As a wee note, how we interpret these words as they come to us today is important. We always, without fail, interpret things that come our way through our own bias, through our own way of seeing the world, whether we are aware of it or not! Jesus declaration of these words from Isaiah has been described as his manifesto of sorts. So much so that the more progressive churches of the western world have tended to use this as their unstated mission statement. This is what we are here to do in other words. The problem with aligning oneself to one statement, is that you miss the other ones. This unstated mission statement of progressive Christianity has often been highlighted at the expense of other important statements he made. His Great Commission at the end of the gospel of Matthew for example. The command to go and make disciples. That one has usually been more emphasised by more conservative Christians. If the bias we interpret the world through, easily aligns with something we hear, often we discount the other opinion without a second thought. So, today, how do we interpret what we hear? Do we agree with one interpretation over and above the other?
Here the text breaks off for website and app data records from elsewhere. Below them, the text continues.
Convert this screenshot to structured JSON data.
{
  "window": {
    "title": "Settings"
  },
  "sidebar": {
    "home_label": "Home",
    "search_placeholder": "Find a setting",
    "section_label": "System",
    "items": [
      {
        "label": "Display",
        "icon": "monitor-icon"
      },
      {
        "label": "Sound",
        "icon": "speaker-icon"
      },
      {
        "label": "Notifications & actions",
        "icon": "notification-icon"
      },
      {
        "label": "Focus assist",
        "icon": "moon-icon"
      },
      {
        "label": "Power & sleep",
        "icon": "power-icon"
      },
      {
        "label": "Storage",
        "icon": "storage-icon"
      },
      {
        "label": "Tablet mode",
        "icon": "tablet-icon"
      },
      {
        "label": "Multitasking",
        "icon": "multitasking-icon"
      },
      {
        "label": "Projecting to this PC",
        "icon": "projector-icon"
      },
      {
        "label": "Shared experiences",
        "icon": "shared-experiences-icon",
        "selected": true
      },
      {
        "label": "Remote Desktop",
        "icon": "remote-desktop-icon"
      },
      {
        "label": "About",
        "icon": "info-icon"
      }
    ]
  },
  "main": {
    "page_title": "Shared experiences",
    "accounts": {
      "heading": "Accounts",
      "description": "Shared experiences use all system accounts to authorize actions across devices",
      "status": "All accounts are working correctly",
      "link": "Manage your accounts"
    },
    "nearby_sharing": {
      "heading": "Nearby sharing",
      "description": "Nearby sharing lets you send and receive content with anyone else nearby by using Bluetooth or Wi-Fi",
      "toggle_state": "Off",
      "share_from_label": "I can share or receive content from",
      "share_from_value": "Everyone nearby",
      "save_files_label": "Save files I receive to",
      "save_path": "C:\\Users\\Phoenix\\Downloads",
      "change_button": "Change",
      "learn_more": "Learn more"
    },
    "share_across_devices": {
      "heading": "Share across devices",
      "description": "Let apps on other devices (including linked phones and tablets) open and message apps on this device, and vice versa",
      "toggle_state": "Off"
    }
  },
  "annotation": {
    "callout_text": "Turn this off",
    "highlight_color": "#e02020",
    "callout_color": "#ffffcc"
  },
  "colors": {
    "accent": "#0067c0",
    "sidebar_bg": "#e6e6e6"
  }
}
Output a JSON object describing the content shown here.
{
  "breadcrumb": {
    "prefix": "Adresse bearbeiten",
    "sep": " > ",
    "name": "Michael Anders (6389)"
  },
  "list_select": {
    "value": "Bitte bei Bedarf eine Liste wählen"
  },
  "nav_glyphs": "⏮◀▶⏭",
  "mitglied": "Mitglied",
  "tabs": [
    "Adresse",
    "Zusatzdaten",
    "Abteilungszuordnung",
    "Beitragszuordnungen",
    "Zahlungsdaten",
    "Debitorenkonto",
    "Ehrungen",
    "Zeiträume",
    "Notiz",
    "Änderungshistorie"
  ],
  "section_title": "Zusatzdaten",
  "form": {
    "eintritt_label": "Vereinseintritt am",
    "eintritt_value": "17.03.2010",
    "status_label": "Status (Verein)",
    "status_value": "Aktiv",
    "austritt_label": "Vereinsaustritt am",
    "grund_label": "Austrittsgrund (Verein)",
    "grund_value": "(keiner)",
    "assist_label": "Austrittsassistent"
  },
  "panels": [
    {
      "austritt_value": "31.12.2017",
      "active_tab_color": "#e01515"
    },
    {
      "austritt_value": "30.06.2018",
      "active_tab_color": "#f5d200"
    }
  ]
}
When we hold today’s text up alongside the great commission for example, what do we do? Is it, social service – for want of a better term, or, making disciples of Jesus? I was having a conversation with someone earlier this week and I got called a liberal… I wasn’t quite sure what to say at first, am I? I don’t know, potentially I guess, but probably not in the classic sense. If I’m honest, I was surprised to be called this, because I just don’t think in those categories. Liberal or Evangelical. I just kind of think, we’re past that these days aren’t we? Do we really still need to prop ourselves up, make ourselves feel better, and justify what we think by adding labels, and categories to ourselves? Certainly we don’t need to put other people in boxes any more do we? Surely we’re past that ‘today’ aren’t we? Isn’t there richness and benefit in being open to all? Isn’t there good to be found in both places? Isn’t there a sense in which we need both if we are to continue to grow and share the love of God with all we encounter? Isn’t what we have an incomplete picture without one or the other? Isn’t God to be found in both? It seems to me that these two statements made by Jesus are an integral part of one another. Imagine a church community where people were growing both in their faith and learning from Jesus, and in their service to the community in the name of justice. That to me sounds like a pretty good synergy… kind of like, loving God and loving neighbour…that’s been said somewhere else I believe…
So, today, as we hear this proclamation from Jesus, Let us truly ‘hear’ these words as coming from the mouth of Jesus in all of who he is. Son, Saviour, Messiah, Lord. The agent of God’s fulfillment, led and empowered by the Spirit. Today. Because Jesus said, ‘today’ and we are here, ‘today’ and ‘today’ seems, whenever today is, like a good time to work to resolve injustice. And let us continue to let the Spirit lead us in the life of faith, living out our baptism and empower us today and even tomorrow as we seek to follow Jesus the Christ, in the ongoing proclamation of the fulfillment of God’s justice in our world.